→ YOUR OBJECTIVE
Repeat the listing in full, exactly as it stands.

→ RECORDS FOR THIS TASK
________________
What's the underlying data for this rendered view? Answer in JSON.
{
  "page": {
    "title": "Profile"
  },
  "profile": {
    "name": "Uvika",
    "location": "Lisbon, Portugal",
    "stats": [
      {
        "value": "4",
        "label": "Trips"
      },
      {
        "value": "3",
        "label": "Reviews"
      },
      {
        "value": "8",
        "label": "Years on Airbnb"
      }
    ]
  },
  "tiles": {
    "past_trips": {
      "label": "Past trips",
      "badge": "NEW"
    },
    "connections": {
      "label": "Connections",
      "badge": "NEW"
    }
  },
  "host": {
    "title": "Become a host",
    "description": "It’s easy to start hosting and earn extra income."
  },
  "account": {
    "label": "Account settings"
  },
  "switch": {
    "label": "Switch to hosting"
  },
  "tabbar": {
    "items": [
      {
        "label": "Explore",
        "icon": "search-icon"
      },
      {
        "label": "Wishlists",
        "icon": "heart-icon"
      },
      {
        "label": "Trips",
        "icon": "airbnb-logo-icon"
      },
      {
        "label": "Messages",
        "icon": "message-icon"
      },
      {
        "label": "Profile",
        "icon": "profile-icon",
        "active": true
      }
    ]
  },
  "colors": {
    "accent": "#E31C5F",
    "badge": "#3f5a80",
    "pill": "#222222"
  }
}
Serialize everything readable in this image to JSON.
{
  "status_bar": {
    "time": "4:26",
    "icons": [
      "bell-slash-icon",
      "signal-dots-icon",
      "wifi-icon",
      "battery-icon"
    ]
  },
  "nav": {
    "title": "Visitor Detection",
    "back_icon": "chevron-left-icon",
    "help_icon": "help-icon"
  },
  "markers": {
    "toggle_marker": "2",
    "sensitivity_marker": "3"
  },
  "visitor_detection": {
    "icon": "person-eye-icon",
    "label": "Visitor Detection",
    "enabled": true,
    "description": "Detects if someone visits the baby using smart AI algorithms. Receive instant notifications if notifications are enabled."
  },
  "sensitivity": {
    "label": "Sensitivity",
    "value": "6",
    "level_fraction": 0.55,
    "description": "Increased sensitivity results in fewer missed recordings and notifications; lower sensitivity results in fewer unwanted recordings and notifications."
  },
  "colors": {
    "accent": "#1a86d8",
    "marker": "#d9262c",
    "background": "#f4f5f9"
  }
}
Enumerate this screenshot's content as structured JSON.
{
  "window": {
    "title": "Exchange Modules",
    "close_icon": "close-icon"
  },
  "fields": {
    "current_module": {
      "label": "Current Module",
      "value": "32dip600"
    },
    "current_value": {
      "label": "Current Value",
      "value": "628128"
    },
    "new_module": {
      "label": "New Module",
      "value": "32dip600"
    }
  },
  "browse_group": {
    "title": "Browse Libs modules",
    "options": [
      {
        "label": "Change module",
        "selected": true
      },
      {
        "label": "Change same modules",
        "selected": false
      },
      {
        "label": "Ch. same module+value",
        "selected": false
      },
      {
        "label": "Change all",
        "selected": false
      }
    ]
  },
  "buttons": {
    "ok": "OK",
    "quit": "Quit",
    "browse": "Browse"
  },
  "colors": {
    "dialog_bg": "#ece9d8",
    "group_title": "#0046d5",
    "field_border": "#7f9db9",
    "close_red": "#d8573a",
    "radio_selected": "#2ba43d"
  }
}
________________
→ FINISHED EXERCISE
What's the underlying data for this rendered view? Answer in JSON.
{
  "page": {
    "title": "Profile"
  },
  "profile": {
    "name": "Uvika",
    "location": "Lisbon, Portugal",
    "stats": [
      {
        "value": "4",
        "label": "Trips"
      },
      {
        "value": "3",
        "label": "Reviews"
      },
      {
        "value": "8",
        "label": "Years on Airbnb"
      }
    ]
  },
  "tiles": {
    "past_trips": {
      "label": "Past trips",
      "badge": "NEW"
    },
    "connections": {
      "label": "Connections",
      "badge": "NEW"
    }
  },
  "host": {
    "title": "Become a host",
    "description": "It’s easy to start hosting and earn extra income."
  },
  "account": {
    "label": "Account settings"
  },
  "switch": {
    "label": "Switch to hosting"
  },
  "tabbar": {
    "items": [
      {
        "label": "Explore",
        "icon": "search-icon"
      },
      {
        "label": "Wishlists",
        "icon": "heart-icon"
      },
      {
        "label": "Trips",
        "icon": "airbnb-logo-icon"
      },
      {
        "label": "Messages",
        "icon": "message-icon"
      },
      {
        "label": "Profile",
        "icon": "profile-icon",
        "active": true
      }
    ]
  },
  "colors": {
    "accent": "#E31C5F",
    "badge": "#3f5a80",
    "pill": "#222222"
  }
}
Serialize everything readable in this image to JSON.
{
  "status_bar": {
    "time": "4:26",
    "icons": [
      "bell-slash-icon",
      "signal-dots-icon",
      "wifi-icon",
      "battery-icon"
    ]
  },
  "nav": {
    "title": "Visitor Detection",
    "back_icon": "chevron-left-icon",
    "help_icon": "help-icon"
  },
  "markers": {
    "toggle_marker": "2",
    "sensitivity_marker": "3"
  },
  "visitor_detection": {
    "icon": "person-eye-icon",
    "label": "Visitor Detection",
    "enabled": true,
    "description": "Detects if someone visits the baby using smart AI algorithms. Receive instant notifications if notifications are enabled."
  },
  "sensitivity": {
    "label": "Sensitivity",
    "value": "6",
    "level_fraction": 0.55,
    "description": "Increased sensitivity results in fewer missed recordings and notifications; lower sensitivity results in fewer unwanted recordings and notifications."
  },
  "colors": {
    "accent": "#1a86d8",
    "marker": "#d9262c",
    "background": "#f4f5f9"
  }
}
Enumerate this screenshot's content as structured JSON.
{
  "window": {
    "title": "Exchange Modules",
    "close_icon": "close-icon"
  },
  "fields": {
    "current_module": {
      "label": "Current Module",
      "value": "32dip600"
    },
    "current_value": {
      "label": "Current Value",
      "value": "628128"
    },
    "new_module": {
      "label": "New Module",
      "value": "32dip600"
    }
  },
  "browse_group": {
    "title": "Browse Libs modules",
    "options": [
      {
        "label": "Change module",
        "selected": true
      },
      {
        "label": "Change same modules",
        "selected": false
      },
      {
        "label": "Ch. same module+value",
        "selected": false
      },
      {
        "label": "Change all",
        "selected": false
      }
    ]
  },
  "buttons": {
    "ok": "OK",
    "quit": "Quit",
    "browse": "Browse"
  },
  "colors": {
    "dialog_bg": "#ece9d8",
    "group_title": "#0046d5",
    "field_border": "#7f9db9",
    "close_red": "#d8573a",
    "radio_selected": "#2ba43d"
  }
}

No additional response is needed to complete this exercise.